*** Begin section ***
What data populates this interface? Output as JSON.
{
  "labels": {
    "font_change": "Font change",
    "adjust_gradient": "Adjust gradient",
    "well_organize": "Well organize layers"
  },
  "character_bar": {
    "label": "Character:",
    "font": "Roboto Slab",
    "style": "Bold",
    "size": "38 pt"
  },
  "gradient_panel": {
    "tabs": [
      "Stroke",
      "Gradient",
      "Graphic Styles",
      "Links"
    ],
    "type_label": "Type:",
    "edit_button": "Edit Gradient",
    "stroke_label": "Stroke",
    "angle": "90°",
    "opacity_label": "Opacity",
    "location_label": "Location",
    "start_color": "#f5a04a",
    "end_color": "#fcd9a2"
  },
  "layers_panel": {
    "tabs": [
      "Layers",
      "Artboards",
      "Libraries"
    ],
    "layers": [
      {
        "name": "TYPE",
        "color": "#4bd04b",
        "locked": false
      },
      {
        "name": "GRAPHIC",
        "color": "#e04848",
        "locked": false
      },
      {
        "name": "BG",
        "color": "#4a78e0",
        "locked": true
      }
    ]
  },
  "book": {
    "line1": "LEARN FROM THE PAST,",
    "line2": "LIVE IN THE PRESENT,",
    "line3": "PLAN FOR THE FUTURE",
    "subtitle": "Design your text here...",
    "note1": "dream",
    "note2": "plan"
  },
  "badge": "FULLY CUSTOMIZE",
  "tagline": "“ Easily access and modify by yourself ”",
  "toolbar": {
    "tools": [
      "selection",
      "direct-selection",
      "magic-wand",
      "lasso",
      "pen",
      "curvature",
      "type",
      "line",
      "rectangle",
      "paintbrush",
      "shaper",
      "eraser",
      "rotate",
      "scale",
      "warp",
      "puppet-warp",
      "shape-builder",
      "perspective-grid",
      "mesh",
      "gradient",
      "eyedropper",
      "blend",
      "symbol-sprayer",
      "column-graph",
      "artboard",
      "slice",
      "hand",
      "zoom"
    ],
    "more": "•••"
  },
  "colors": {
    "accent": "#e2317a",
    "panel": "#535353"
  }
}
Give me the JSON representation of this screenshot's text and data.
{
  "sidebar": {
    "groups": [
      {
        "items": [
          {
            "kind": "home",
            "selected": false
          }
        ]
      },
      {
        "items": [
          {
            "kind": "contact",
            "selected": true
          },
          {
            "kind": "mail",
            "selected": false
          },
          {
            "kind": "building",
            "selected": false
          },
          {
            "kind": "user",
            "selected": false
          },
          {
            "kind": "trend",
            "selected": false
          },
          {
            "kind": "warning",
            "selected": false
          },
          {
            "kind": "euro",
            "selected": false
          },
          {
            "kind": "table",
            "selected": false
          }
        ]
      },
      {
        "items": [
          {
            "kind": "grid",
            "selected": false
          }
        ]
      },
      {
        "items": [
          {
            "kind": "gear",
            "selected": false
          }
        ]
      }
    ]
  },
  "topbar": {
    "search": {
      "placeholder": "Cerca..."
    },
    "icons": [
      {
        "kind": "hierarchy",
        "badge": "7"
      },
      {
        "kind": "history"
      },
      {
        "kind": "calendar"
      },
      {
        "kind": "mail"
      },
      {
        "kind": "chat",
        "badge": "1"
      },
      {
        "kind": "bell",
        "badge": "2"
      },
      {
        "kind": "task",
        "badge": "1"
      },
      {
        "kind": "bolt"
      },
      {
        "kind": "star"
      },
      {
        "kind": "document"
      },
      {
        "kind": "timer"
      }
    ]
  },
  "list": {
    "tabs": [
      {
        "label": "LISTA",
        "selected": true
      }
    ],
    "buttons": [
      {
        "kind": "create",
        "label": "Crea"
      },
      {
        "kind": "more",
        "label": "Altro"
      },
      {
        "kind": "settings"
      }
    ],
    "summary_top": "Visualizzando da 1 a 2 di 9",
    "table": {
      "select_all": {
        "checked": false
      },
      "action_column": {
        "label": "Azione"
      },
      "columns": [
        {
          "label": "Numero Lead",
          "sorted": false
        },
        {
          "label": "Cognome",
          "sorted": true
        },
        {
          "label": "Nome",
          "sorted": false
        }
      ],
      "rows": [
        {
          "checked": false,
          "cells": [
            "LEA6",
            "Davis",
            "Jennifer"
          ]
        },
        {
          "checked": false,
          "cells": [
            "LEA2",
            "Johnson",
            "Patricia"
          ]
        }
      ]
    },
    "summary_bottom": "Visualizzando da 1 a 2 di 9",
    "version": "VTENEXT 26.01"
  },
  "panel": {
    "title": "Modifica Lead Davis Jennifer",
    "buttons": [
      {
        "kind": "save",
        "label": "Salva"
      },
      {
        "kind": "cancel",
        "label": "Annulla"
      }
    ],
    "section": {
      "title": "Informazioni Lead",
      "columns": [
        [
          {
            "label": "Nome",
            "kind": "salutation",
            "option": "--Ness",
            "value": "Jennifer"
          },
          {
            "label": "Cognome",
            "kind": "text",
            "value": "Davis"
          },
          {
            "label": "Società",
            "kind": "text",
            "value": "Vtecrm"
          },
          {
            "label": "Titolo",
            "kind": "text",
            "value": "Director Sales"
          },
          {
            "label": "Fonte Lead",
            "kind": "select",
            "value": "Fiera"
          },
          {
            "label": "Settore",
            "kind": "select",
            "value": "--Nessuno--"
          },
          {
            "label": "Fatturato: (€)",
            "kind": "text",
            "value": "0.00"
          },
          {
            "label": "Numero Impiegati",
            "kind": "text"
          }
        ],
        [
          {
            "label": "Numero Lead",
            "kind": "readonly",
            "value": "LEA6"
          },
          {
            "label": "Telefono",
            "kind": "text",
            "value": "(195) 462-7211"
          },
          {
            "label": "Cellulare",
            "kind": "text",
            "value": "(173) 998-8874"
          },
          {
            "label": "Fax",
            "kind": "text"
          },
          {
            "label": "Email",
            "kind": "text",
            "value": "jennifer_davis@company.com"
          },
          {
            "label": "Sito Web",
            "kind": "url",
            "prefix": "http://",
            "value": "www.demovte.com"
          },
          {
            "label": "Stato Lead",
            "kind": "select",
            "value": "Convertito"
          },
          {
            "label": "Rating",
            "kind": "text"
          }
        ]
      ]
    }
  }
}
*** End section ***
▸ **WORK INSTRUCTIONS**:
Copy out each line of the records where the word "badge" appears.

▸ **OUTPUT OF THE EXERCISE**:
  "badge": "FULLY CUSTOMIZE",
        "badge": "7"
        "badge": "1"
        "badge": "2"
        "badge": "1"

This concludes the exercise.